# PROMPT
Below is a block of entries, which should be copied verbatim apart from the pictures.

### SUPPLIED RECORDS

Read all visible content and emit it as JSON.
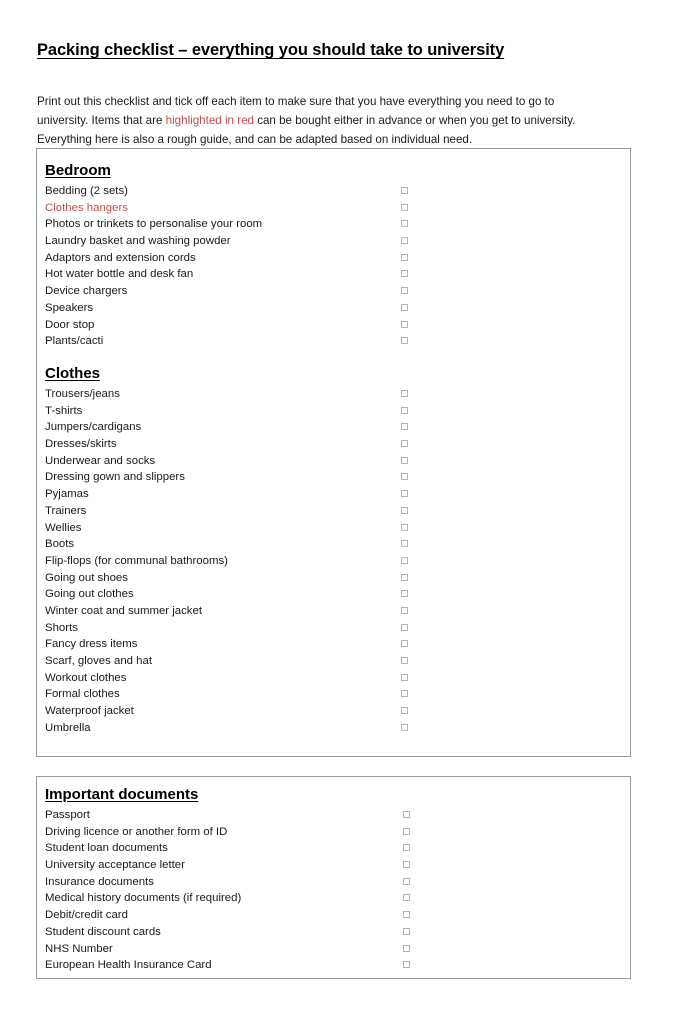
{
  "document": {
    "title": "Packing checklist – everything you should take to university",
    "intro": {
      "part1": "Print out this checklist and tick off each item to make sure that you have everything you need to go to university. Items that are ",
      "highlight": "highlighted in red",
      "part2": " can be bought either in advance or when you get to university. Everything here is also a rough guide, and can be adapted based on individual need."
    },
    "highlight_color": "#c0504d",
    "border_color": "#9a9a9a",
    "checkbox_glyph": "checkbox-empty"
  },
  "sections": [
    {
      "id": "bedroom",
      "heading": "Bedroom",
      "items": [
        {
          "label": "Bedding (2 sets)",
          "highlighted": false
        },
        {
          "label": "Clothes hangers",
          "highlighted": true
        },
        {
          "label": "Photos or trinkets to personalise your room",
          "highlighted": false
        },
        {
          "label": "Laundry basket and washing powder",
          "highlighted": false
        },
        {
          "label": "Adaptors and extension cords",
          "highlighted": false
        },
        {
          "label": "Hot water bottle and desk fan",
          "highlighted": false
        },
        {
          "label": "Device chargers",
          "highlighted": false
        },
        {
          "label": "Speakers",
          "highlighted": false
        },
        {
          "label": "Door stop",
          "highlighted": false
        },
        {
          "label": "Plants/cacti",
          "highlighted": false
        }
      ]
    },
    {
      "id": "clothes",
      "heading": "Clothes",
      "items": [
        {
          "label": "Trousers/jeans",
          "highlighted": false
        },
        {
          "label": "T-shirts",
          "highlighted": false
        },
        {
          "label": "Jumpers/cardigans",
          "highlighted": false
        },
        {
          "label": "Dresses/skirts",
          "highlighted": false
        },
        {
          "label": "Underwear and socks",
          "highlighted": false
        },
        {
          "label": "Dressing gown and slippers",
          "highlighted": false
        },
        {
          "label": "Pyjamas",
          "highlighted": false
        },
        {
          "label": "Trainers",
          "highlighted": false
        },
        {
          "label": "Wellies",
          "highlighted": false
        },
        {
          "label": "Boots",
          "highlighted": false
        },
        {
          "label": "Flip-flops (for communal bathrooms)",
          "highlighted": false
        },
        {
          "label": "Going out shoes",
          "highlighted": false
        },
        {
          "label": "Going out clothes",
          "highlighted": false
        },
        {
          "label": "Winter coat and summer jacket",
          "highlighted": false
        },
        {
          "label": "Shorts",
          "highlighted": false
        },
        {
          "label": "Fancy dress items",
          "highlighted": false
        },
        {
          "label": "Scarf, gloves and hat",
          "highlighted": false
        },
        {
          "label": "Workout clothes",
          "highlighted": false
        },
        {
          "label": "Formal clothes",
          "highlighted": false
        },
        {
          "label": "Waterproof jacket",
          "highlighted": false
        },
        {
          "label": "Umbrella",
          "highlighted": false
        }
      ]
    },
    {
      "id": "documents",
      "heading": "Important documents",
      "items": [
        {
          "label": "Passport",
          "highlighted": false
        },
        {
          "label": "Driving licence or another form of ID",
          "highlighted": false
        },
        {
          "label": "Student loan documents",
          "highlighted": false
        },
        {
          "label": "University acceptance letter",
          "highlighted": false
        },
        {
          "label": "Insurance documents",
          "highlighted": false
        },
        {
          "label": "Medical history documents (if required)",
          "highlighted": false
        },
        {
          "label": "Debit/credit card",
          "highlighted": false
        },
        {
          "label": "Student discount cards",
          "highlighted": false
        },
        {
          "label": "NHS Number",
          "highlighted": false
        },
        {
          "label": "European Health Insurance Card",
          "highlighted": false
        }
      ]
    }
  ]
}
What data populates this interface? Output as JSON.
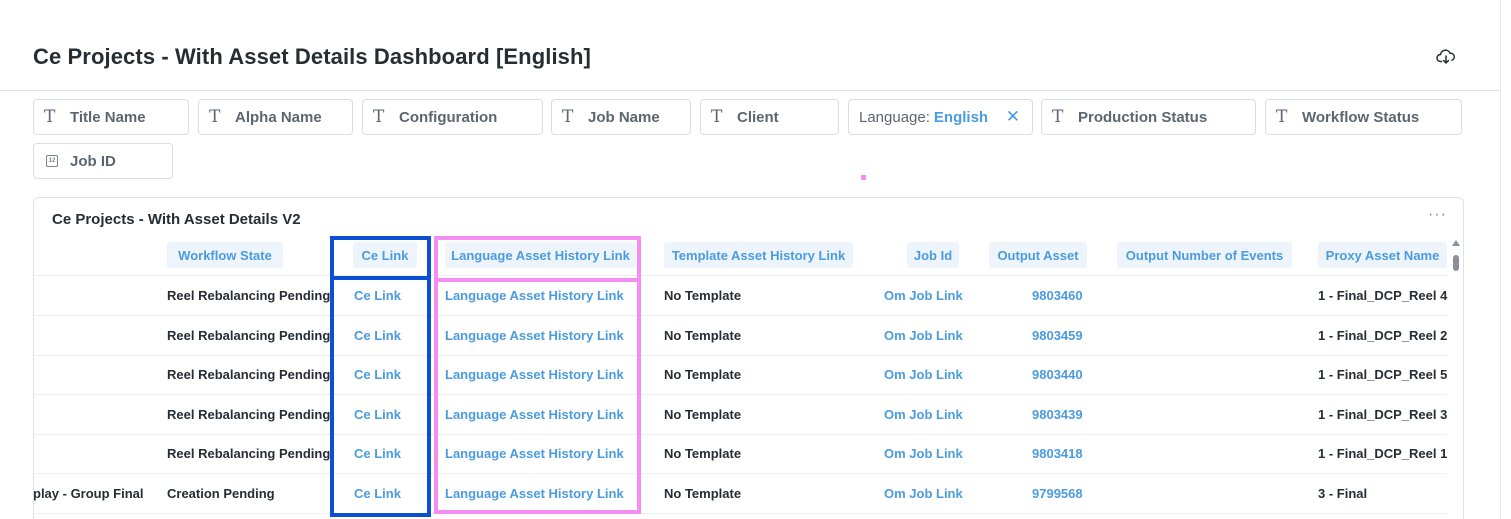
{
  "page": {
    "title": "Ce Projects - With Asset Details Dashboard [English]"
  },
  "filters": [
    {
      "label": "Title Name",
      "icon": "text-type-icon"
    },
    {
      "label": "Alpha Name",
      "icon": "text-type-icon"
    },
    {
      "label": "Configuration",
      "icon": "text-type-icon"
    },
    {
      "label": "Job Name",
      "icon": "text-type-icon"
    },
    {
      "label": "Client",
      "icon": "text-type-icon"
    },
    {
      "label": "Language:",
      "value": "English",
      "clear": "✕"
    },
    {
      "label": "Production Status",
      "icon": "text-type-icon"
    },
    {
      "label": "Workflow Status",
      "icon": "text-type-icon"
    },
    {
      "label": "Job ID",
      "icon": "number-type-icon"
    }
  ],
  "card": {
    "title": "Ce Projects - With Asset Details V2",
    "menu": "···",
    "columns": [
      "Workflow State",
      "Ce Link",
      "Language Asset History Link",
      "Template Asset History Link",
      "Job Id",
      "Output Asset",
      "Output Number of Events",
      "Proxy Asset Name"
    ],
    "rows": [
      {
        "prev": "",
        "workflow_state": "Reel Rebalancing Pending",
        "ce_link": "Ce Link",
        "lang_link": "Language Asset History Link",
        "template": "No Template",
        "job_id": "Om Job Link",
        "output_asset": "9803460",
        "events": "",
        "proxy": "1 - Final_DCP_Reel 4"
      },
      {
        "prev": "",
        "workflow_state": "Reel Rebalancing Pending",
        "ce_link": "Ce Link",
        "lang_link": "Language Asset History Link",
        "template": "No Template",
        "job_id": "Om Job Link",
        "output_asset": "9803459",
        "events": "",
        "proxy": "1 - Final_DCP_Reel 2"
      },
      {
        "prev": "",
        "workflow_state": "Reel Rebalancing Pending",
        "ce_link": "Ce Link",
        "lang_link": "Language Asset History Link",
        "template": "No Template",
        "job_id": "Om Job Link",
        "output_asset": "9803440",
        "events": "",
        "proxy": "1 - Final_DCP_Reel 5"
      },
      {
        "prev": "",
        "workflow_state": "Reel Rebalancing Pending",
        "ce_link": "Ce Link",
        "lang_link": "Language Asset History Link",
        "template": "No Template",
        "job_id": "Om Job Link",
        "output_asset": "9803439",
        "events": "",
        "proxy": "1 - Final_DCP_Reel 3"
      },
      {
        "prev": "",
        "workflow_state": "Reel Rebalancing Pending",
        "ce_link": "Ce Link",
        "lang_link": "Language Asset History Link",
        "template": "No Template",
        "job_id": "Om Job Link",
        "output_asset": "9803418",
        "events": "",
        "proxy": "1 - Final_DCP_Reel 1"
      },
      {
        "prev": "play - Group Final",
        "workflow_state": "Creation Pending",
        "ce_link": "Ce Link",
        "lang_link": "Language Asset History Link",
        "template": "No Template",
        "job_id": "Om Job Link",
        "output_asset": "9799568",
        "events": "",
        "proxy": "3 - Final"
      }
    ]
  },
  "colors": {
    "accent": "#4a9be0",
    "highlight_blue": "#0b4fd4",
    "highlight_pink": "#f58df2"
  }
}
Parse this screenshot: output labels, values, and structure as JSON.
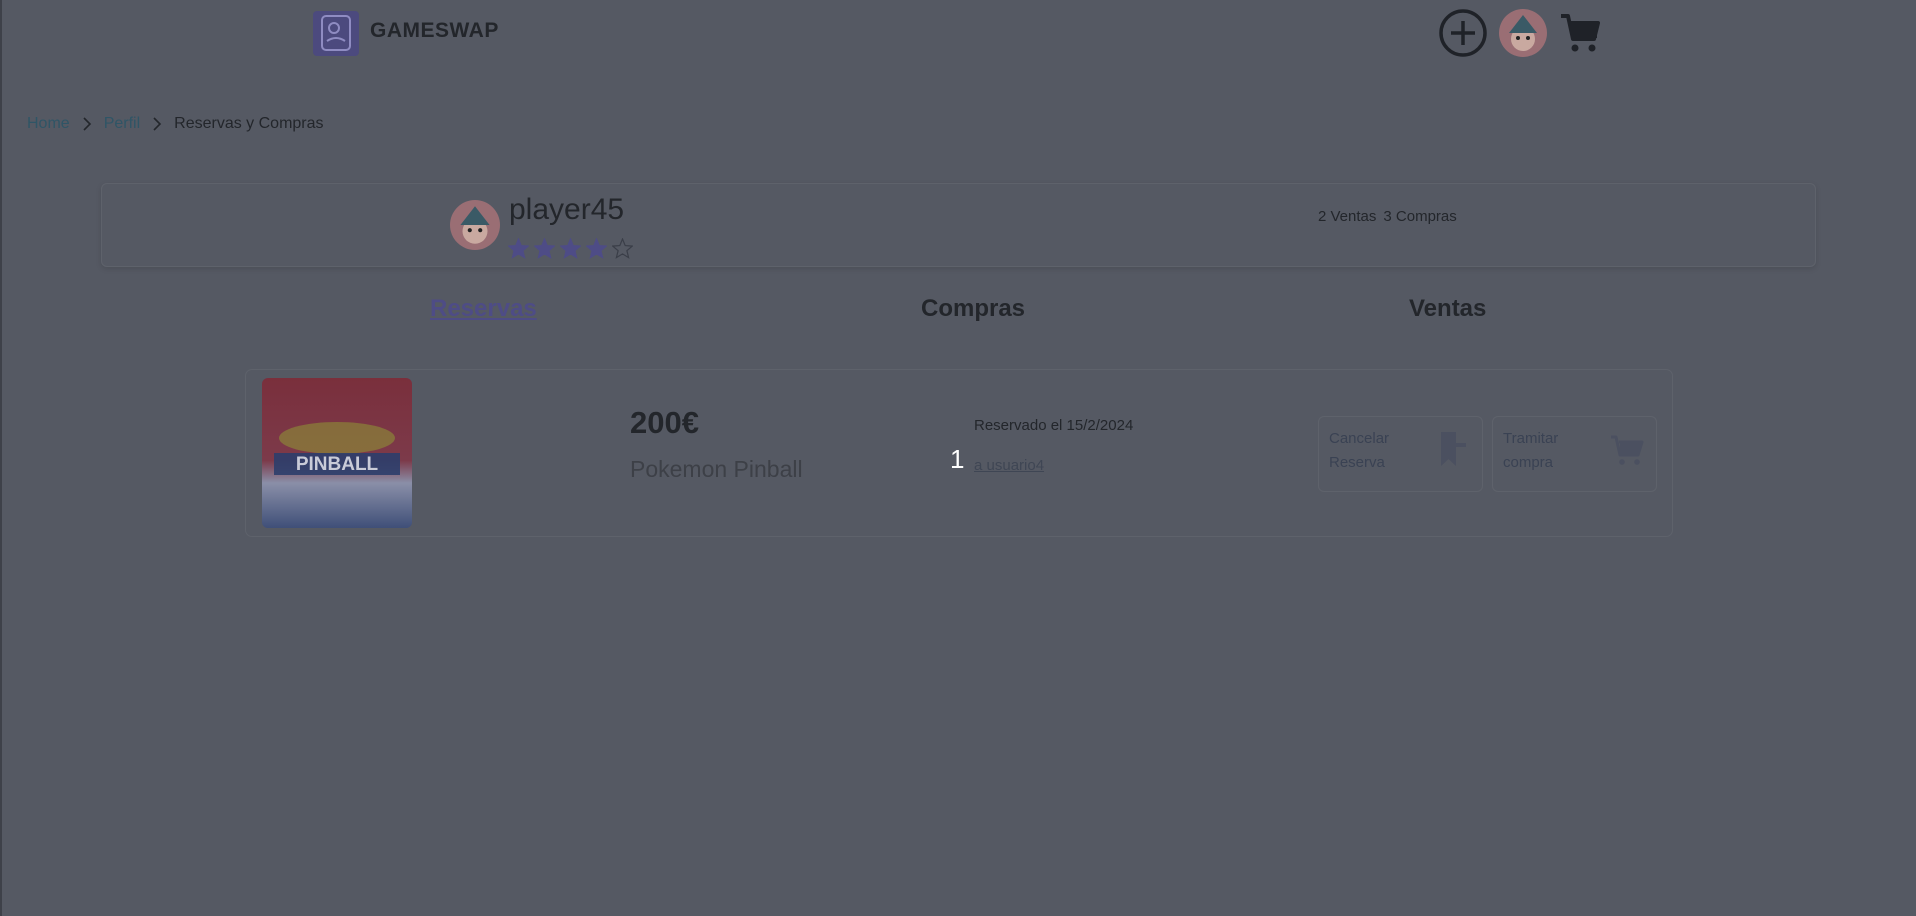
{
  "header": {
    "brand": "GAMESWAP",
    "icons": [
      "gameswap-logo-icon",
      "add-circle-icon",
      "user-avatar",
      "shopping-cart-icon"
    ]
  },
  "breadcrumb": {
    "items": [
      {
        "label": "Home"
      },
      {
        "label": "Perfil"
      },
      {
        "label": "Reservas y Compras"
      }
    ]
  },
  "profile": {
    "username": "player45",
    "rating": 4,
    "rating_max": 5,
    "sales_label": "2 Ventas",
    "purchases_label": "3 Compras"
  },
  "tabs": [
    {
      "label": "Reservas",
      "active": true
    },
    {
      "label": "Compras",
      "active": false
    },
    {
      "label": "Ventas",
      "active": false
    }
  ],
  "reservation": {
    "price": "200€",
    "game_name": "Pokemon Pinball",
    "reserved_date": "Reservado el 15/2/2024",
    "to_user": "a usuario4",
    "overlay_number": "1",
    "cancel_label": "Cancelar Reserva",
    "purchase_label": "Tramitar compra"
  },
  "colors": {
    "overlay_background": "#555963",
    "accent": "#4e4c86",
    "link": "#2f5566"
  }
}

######

# SOLUTION TO THE PROBLEM
Read all visible content and emit it as JSON.
{
  "document": {
    "title": "Packing checklist – everything you should take to university",
    "intro": {
      "part1": "Print out this checklist and tick off each item to make sure that you have everything you need to go to university. Items that are ",
      "highlight": "highlighted in red",
      "part2": " can be bought either in advance or when you get to university. Everything here is also a rough guide, and can be adapted based on individual need."
    },
    "highlight_color": "#c0504d",
    "border_color": "#9a9a9a",
    "checkbox_glyph": "checkbox-empty"
  },
  "sections": [
    {
      "id": "bedroom",
      "heading": "Bedroom",
      "items": [
        {
          "label": "Bedding (2 sets)",
          "highlighted": false
        },
        {
          "label": "Clothes hangers",
          "highlighted": true
        },
        {
          "label": "Photos or trinkets to personalise your room",
          "highlighted": false
        },
        {
          "label": "Laundry basket and washing powder",
          "highlighted": false
        },
        {
          "label": "Adaptors and extension cords",
          "highlighted": false
        },
        {
          "label": "Hot water bottle and desk fan",
          "highlighted": false
        },
        {
          "label": "Device chargers",
          "highlighted": false
        },
        {
          "label": "Speakers",
          "highlighted": false
        },
        {
          "label": "Door stop",
          "highlighted": false
        },
        {
          "label": "Plants/cacti",
          "highlighted": false
        }
      ]
    },
    {
      "id": "clothes",
      "heading": "Clothes",
      "items": [
        {
          "label": "Trousers/jeans",
          "highlighted": false
        },
        {
          "label": "T-shirts",
          "highlighted": false
        },
        {
          "label": "Jumpers/cardigans",
          "highlighted": false
        },
        {
          "label": "Dresses/skirts",
          "highlighted": false
        },
        {
          "label": "Underwear and socks",
          "highlighted": false
        },
        {
          "label": "Dressing gown and slippers",
          "highlighted": false
        },
        {
          "label": "Pyjamas",
          "highlighted": false
        },
        {
          "label": "Trainers",
          "highlighted": false
        },
        {
          "label": "Wellies",
          "highlighted": false
        },
        {
          "label": "Boots",
          "highlighted": false
        },
        {
          "label": "Flip-flops (for communal bathrooms)",
          "highlighted": false
        },
        {
          "label": "Going out shoes",
          "highlighted": false
        },
        {
          "label": "Going out clothes",
          "highlighted": false
        },
        {
          "label": "Winter coat and summer jacket",
          "highlighted": false
        },
        {
          "label": "Shorts",
          "highlighted": false
        },
        {
          "label": "Fancy dress items",
          "highlighted": false
        },
        {
          "label": "Scarf, gloves and hat",
          "highlighted": false
        },
        {
          "label": "Workout clothes",
          "highlighted": false
        },
        {
          "label": "Formal clothes",
          "highlighted": false
        },
        {
          "label": "Waterproof jacket",
          "highlighted": false
        },
        {
          "label": "Umbrella",
          "highlighted": false
        }
      ]
    },
    {
      "id": "documents",
      "heading": "Important documents",
      "items": [
        {
          "label": "Passport",
          "highlighted": false
        },
        {
          "label": "Driving licence or another form of ID",
          "highlighted": false
        },
        {
          "label": "Student loan documents",
          "highlighted": false
        },
        {
          "label": "University acceptance letter",
          "highlighted": false
        },
        {
          "label": "Insurance documents",
          "highlighted": false
        },
        {
          "label": "Medical history documents (if required)",
          "highlighted": false
        },
        {
          "label": "Debit/credit card",
          "highlighted": false
        },
        {
          "label": "Student discount cards",
          "highlighted": false
        },
        {
          "label": "NHS Number",
          "highlighted": false
        },
        {
          "label": "European Health Insurance Card",
          "highlighted": false
        }
      ]
    }
  ]
}
What data populates this interface? Output as JSON.
{
  "page": {
    "title": "Ce Projects - With Asset Details Dashboard [English]"
  },
  "filters": [
    {
      "label": "Title Name",
      "icon": "text-type-icon"
    },
    {
      "label": "Alpha Name",
      "icon": "text-type-icon"
    },
    {
      "label": "Configuration",
      "icon": "text-type-icon"
    },
    {
      "label": "Job Name",
      "icon": "text-type-icon"
    },
    {
      "label": "Client",
      "icon": "text-type-icon"
    },
    {
      "label": "Language:",
      "value": "English",
      "clear": "✕"
    },
    {
      "label": "Production Status",
      "icon": "text-type-icon"
    },
    {
      "label": "Workflow Status",
      "icon": "text-type-icon"
    },
    {
      "label": "Job ID",
      "icon": "number-type-icon"
    }
  ],
  "card": {
    "title": "Ce Projects - With Asset Details V2",
    "menu": "···",
    "columns": [
      "Workflow State",
      "Ce Link",
      "Language Asset History Link",
      "Template Asset History Link",
      "Job Id",
      "Output Asset",
      "Output Number of Events",
      "Proxy Asset Name"
    ],
    "rows": [
      {
        "prev": "",
        "workflow_state": "Reel Rebalancing Pending",
        "ce_link": "Ce Link",
        "lang_link": "Language Asset History Link",
        "template": "No Template",
        "job_id": "Om Job Link",
        "output_asset": "9803460",
        "events": "",
        "proxy": "1 - Final_DCP_Reel 4"
      },
      {
        "prev": "",
        "workflow_state": "Reel Rebalancing Pending",
        "ce_link": "Ce Link",
        "lang_link": "Language Asset History Link",
        "template": "No Template",
        "job_id": "Om Job Link",
        "output_asset": "9803459",
        "events": "",
        "proxy": "1 - Final_DCP_Reel 2"
      },
      {
        "prev": "",
        "workflow_state": "Reel Rebalancing Pending",
        "ce_link": "Ce Link",
        "lang_link": "Language Asset History Link",
        "template": "No Template",
        "job_id": "Om Job Link",
        "output_asset": "9803440",
        "events": "",
        "proxy": "1 - Final_DCP_Reel 5"
      },
      {
        "prev": "",
        "workflow_state": "Reel Rebalancing Pending",
        "ce_link": "Ce Link",
        "lang_link": "Language Asset History Link",
        "template": "No Template",
        "job_id": "Om Job Link",
        "output_asset": "9803439",
        "events": "",
        "proxy": "1 - Final_DCP_Reel 3"
      },
      {
        "prev": "",
        "workflow_state": "Reel Rebalancing Pending",
        "ce_link": "Ce Link",
        "lang_link": "Language Asset History Link",
        "template": "No Template",
        "job_id": "Om Job Link",
        "output_asset": "9803418",
        "events": "",
        "proxy": "1 - Final_DCP_Reel 1"
      },
      {
        "prev": "play - Group Final",
        "workflow_state": "Creation Pending",
        "ce_link": "Ce Link",
        "lang_link": "Language Asset History Link",
        "template": "No Template",
        "job_id": "Om Job Link",
        "output_asset": "9799568",
        "events": "",
        "proxy": "3 - Final"
      }
    ]
  },
  "colors": {
    "accent": "#4a9be0",
    "highlight_blue": "#0b4fd4",
    "highlight_pink": "#f58df2"
  }
}
Parse this screenshot: output labels, values, and structure as JSON.
{
  "header": {
    "brand": "GAMESWAP",
    "icons": [
      "gameswap-logo-icon",
      "add-circle-icon",
      "user-avatar",
      "shopping-cart-icon"
    ]
  },
  "breadcrumb": {
    "items": [
      {
        "label": "Home"
      },
      {
        "label": "Perfil"
      },
      {
        "label": "Reservas y Compras"
      }
    ]
  },
  "profile": {
    "username": "player45",
    "rating": 4,
    "rating_max": 5,
    "sales_label": "2 Ventas",
    "purchases_label": "3 Compras"
  },
  "tabs": [
    {
      "label": "Reservas",
      "active": true
    },
    {
      "label": "Compras",
      "active": false
    },
    {
      "label": "Ventas",
      "active": false
    }
  ],
  "reservation": {
    "price": "200€",
    "game_name": "Pokemon Pinball",
    "reserved_date": "Reservado el 15/2/2024",
    "to_user": "a usuario4",
    "overlay_number": "1",
    "cancel_label": "Cancelar Reserva",
    "purchase_label": "Tramitar compra"
  },
  "colors": {
    "overlay_background": "#555963",
    "accent": "#4e4c86",
    "link": "#2f5566"
  }
}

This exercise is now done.